    6. Motor Division: Two Main Parts • Somatic nervous system • Conscious control of skeletal muscles • Autonomic nervous system (ANS) • Regulates smooth muscle, cardiac muscle, and glands • Divisions – sympathetic and parasympathetic

    7. Histology of Nerve Tissue • The two principal cell types of the nervous system are: • Neurons – excitable cells that transmit electrical signals • Supporting cells – cells that surround and wrap neurons

    8. Supporting Cells: Neuroglia • The supporting cells (neuroglia or glial cells): • Provide a supportive scaffolding for neurons • Segregate and insulate neurons • Guide young neurons to the proper connections • Promote health and growth

    9. Astrocytes • Most abundant, versatile, and highly branched glial cells • They cling to neurons and their synaptic endings, and cover capillaries • Functionally, they: • Support and brace neurons • Anchor neurons to their nutrient supplies • Guide migration of young neurons • Control the chemical environment

    10. Microglia and Ependymal Cells • Microglia – small, ovoid cells with spiny processes • Phagocytes that monitor the health of neurons • Ependymal cells – range in shape from squamous to columnar • They line the central cavities of the brain and spinal column

    11. Oligodendrocytes, Schwann Cells, and Satellite Cells • Oligodendrocytes – branched cells that wrap CNS nerve fibers • Schwann cells (neurolemmocytes) – surround fibers of the PNS • Satellite cells surround neuron cell bodies with ganglia

    12. Oligodendrocytes, Schwann Cells, and Satellite Cells Figure 11.3d, e

    13. Neurons (Nerve Cells) • Structural units of the nervous system • Composed of a body, axon, and dendrites • Long-lived, amitotic, and have a high metabolic rate • Their plasma membrane functions in: • Electrical signaling • Cell-to-cell signaling during development

    14. Neurons (Nerve Cells) Figure 11.4b

    15. Axons: Function • Generate and transmit action potentials • Secrete neurotransmitters from the axonal terminals • Movement along axons occurs in two ways • Anterograde — toward axonal terminal • Retrograde — away from axonal terminal

    16. Myelin Sheath • Whitish, fatty (protein-lipoid), segmented sheath around most long axons • It functions to: • Protect the axon • Electrically insulate fibers from one another • Increase the speed of nerve impulse transmission

    17. Myelin Sheath and Neurilemma: Formation • Formed by Schwann cells in the PNS • A Schwann cell: • Envelopes an axon in a trough • Encloses the axon with its plasma membrane • Has concentric layers of membrane that make up the myelin sheath • Neurilemma – remaining nucleus and cytoplasm of a Schwann cell
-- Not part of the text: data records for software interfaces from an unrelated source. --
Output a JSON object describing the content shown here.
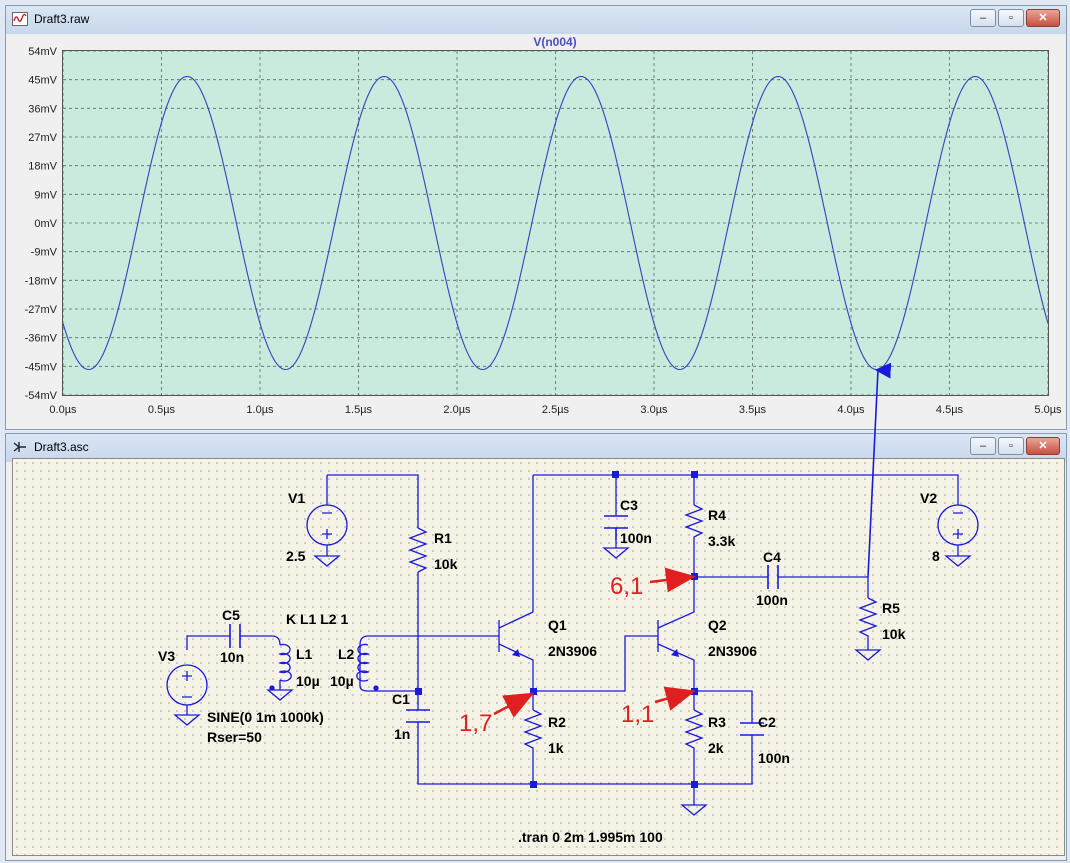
{
  "waveform_window": {
    "title": "Draft3.raw",
    "trace_label": "V(n004)",
    "buttons": {
      "minimize": "–",
      "restore": "▫",
      "close": "✕"
    }
  },
  "schematic_window": {
    "title": "Draft3.asc",
    "buttons": {
      "minimize": "–",
      "restore": "▫",
      "close": "✕"
    }
  },
  "chart_data": {
    "type": "line",
    "title": "V(n004)",
    "xlabel": "",
    "ylabel": "",
    "xlim": [
      0,
      5
    ],
    "ylim": [
      -54,
      54
    ],
    "x_ticks": [
      "0.0µs",
      "0.5µs",
      "1.0µs",
      "1.5µs",
      "2.0µs",
      "2.5µs",
      "3.0µs",
      "3.5µs",
      "4.0µs",
      "4.5µs",
      "5.0µs"
    ],
    "y_ticks": [
      "54mV",
      "45mV",
      "36mV",
      "27mV",
      "18mV",
      "9mV",
      "0mV",
      "-9mV",
      "-18mV",
      "-27mV",
      "-36mV",
      "-45mV",
      "-54mV"
    ],
    "grid": true,
    "series": [
      {
        "name": "V(n004)",
        "color": "#3b3fbf",
        "description_values": {
          "amplitude_mV": 46,
          "period_us": 1.0,
          "first_min_us": 0.13,
          "first_max_us": 0.63,
          "start_value_mV": -32,
          "end_value_mV": -32
        }
      }
    ]
  },
  "schematic": {
    "components": {
      "V1": {
        "name": "V1",
        "value": "2.5"
      },
      "V2": {
        "name": "V2",
        "value": "8"
      },
      "V3": {
        "name": "V3",
        "value_line1": "SINE(0 1m 1000k)",
        "value_line2": "Rser=50"
      },
      "R1": {
        "name": "R1",
        "value": "10k"
      },
      "R2": {
        "name": "R2",
        "value": "1k"
      },
      "R3": {
        "name": "R3",
        "value": "2k"
      },
      "R4": {
        "name": "R4",
        "value": "3.3k"
      },
      "R5": {
        "name": "R5",
        "value": "10k"
      },
      "C1": {
        "name": "C1",
        "value": "1n"
      },
      "C2": {
        "name": "C2",
        "value": "100n"
      },
      "C3": {
        "name": "C3",
        "value": "100n"
      },
      "C4": {
        "name": "C4",
        "value": "100n"
      },
      "C5": {
        "name": "C5",
        "value": "10n"
      },
      "L1": {
        "name": "L1",
        "value": "10µ"
      },
      "L2": {
        "name": "L2",
        "value": "10µ"
      },
      "Q1": {
        "name": "Q1",
        "value": "2N3906"
      },
      "Q2": {
        "name": "Q2",
        "value": "2N3906"
      }
    },
    "coupling": "K L1 L2 1",
    "directive": ".tran 0 2m 1.995m 100",
    "annotations": [
      {
        "label": "6,1"
      },
      {
        "label": "1,7"
      },
      {
        "label": "1,1"
      }
    ],
    "annotation_color": "#e02020",
    "wire_color": "#1a1adc"
  }
}
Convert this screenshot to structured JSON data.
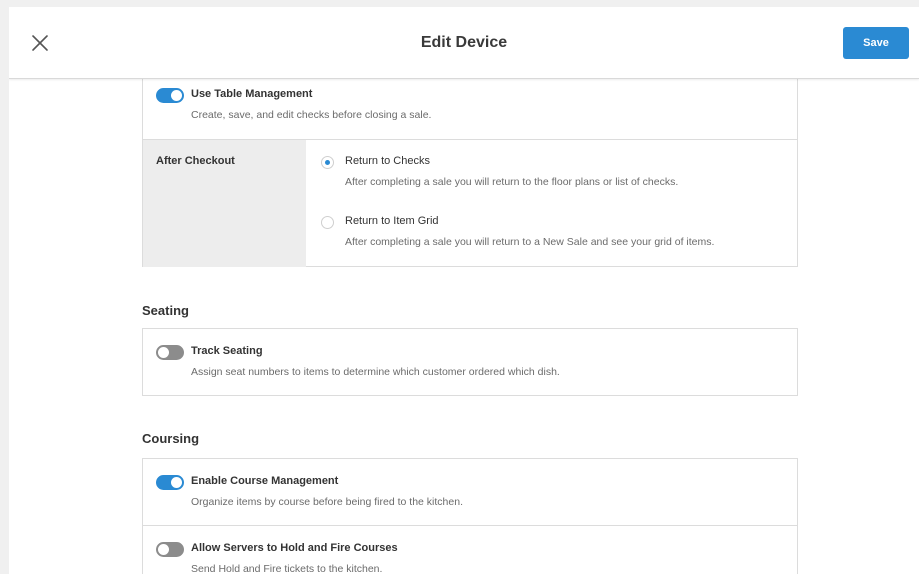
{
  "header": {
    "title": "Edit Device",
    "save_label": "Save",
    "close_icon": "close-icon"
  },
  "table_management": {
    "toggle_on": true,
    "title": "Use Table Management",
    "description": "Create, save, and edit checks before closing a sale.",
    "after_checkout": {
      "label": "After Checkout",
      "options": [
        {
          "title": "Return to Checks",
          "description": "After completing a sale you will return to the floor plans or list of checks.",
          "selected": true
        },
        {
          "title": "Return to Item Grid",
          "description": "After completing a sale you will return to a New Sale and see your grid of items.",
          "selected": false
        }
      ]
    }
  },
  "seating": {
    "section_title": "Seating",
    "items": [
      {
        "toggle_on": false,
        "title": "Track Seating",
        "description": "Assign seat numbers to items to determine which customer ordered which dish."
      }
    ]
  },
  "coursing": {
    "section_title": "Coursing",
    "items": [
      {
        "toggle_on": true,
        "title": "Enable Course Management",
        "description": "Organize items by course before being fired to the kitchen."
      },
      {
        "toggle_on": false,
        "title": "Allow Servers to Hold and Fire Courses",
        "description": "Send Hold and Fire tickets to the kitchen."
      }
    ]
  },
  "colors": {
    "accent": "#2a8ad3",
    "toggle_off": "#8c8c8c",
    "border": "#dcdcdc"
  }
}
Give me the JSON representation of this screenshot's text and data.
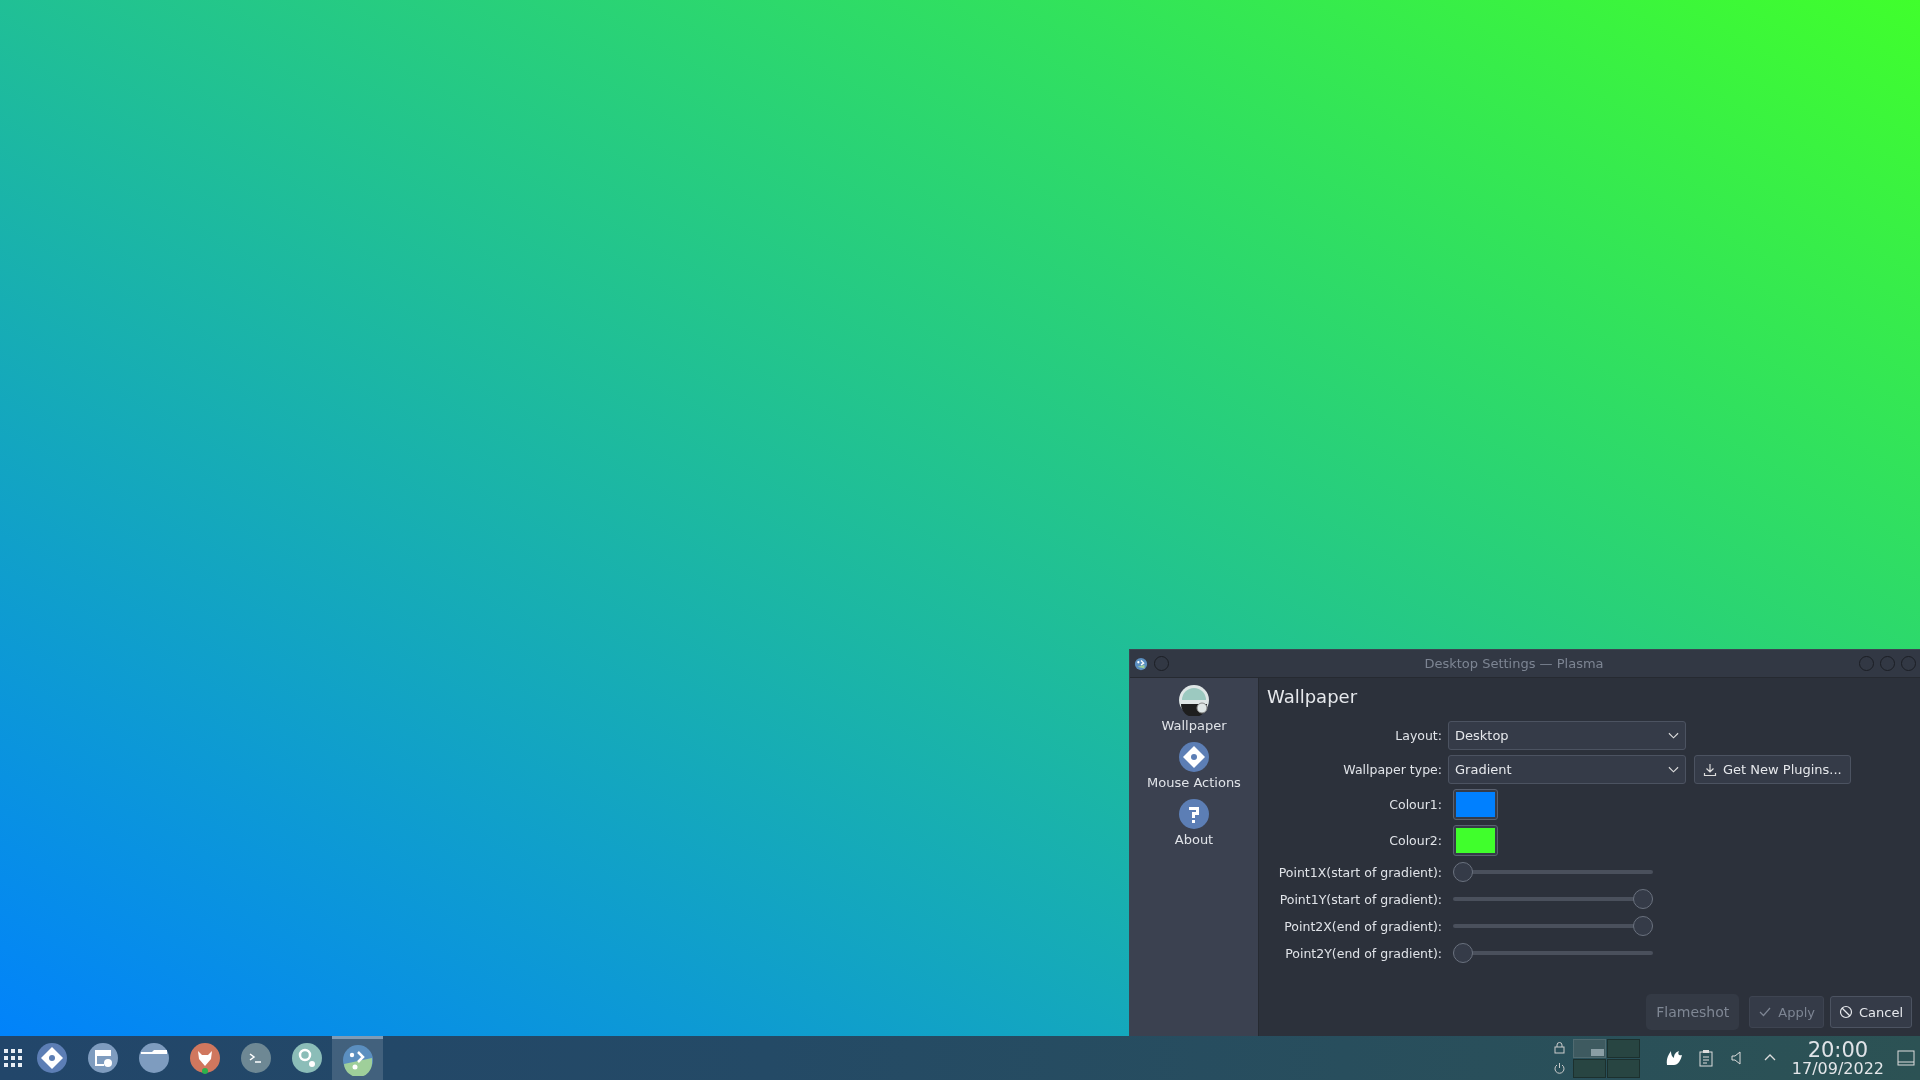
{
  "dialog": {
    "title": "Desktop Settings — Plasma",
    "sidebar": [
      {
        "label": "Wallpaper"
      },
      {
        "label": "Mouse Actions"
      },
      {
        "label": "About"
      }
    ],
    "heading": "Wallpaper",
    "form": [
      {
        "kind": "dropdown",
        "label": "Layout:",
        "value": "Desktop"
      },
      {
        "kind": "dropdown",
        "label": "Wallpaper type:",
        "value": "Gradient",
        "button": "Get New Plugins..."
      },
      {
        "kind": "colour",
        "label": "Colour1:",
        "color": "#0080ff"
      },
      {
        "kind": "colour",
        "label": "Colour2:",
        "color": "#40ff2c"
      },
      {
        "kind": "slider",
        "label": "Point1X(start of gradient):",
        "level": 0
      },
      {
        "kind": "slider",
        "label": "Point1Y(start of gradient):",
        "level": 1
      },
      {
        "kind": "slider",
        "label": "Point2X(end of gradient):",
        "level": 1
      },
      {
        "kind": "slider",
        "label": "Point2Y(end of gradient):",
        "level": 0
      }
    ],
    "tooltip": "Flameshot",
    "buttons": [
      {
        "label": "Apply",
        "kind": "apply",
        "disabled": true
      },
      {
        "label": "Cancel",
        "kind": "cancel",
        "disabled": false
      }
    ]
  },
  "taskbar": {
    "tasks": [
      {
        "active": false
      },
      {
        "active": false
      },
      {
        "active": false
      },
      {
        "active": false
      },
      {
        "active": false
      },
      {
        "active": false
      },
      {
        "active": true
      }
    ],
    "pager": [
      {
        "selected": true
      },
      {
        "selected": false
      },
      {
        "selected": false
      },
      {
        "selected": false
      }
    ],
    "time": "20:00",
    "date": "17/09/2022"
  }
}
    18. Axons of the CNS • Both myelinated and unmyelinated fibers are present • Myelin sheaths are formed by oligodendrocytes • Nodes of Ranvier are widely spaced • There is no neurilemma

    19. Regions of the Brain and Spinal Cord • White matter – dense collections of myelinated fibers • Gray matter – mostly soma and unmyelinated fibers

    20. Neuron Classification • Functional: • Sensory (afferent) — transmit impulses toward the CNS • Motor (efferent) — carry impulses away from the CNS • Interneurons (association neurons) — shuttle signals through CNS pathways

    21. Comparison of Structural Classes of Neurons Table 11.1.1

    22. Comparison of Structural Classes of Neurons Table 11.1.2

    23. Comparison of Structural Classes of Neurons Table 11.1.3

    24. Neurophysiology • Neurons are highly irritable • Action potentials, or nerve impulses, are: • Electrical impulses carried along the length of axons • Always the same regardless of stimulus • The underlying functional feature of the nervous system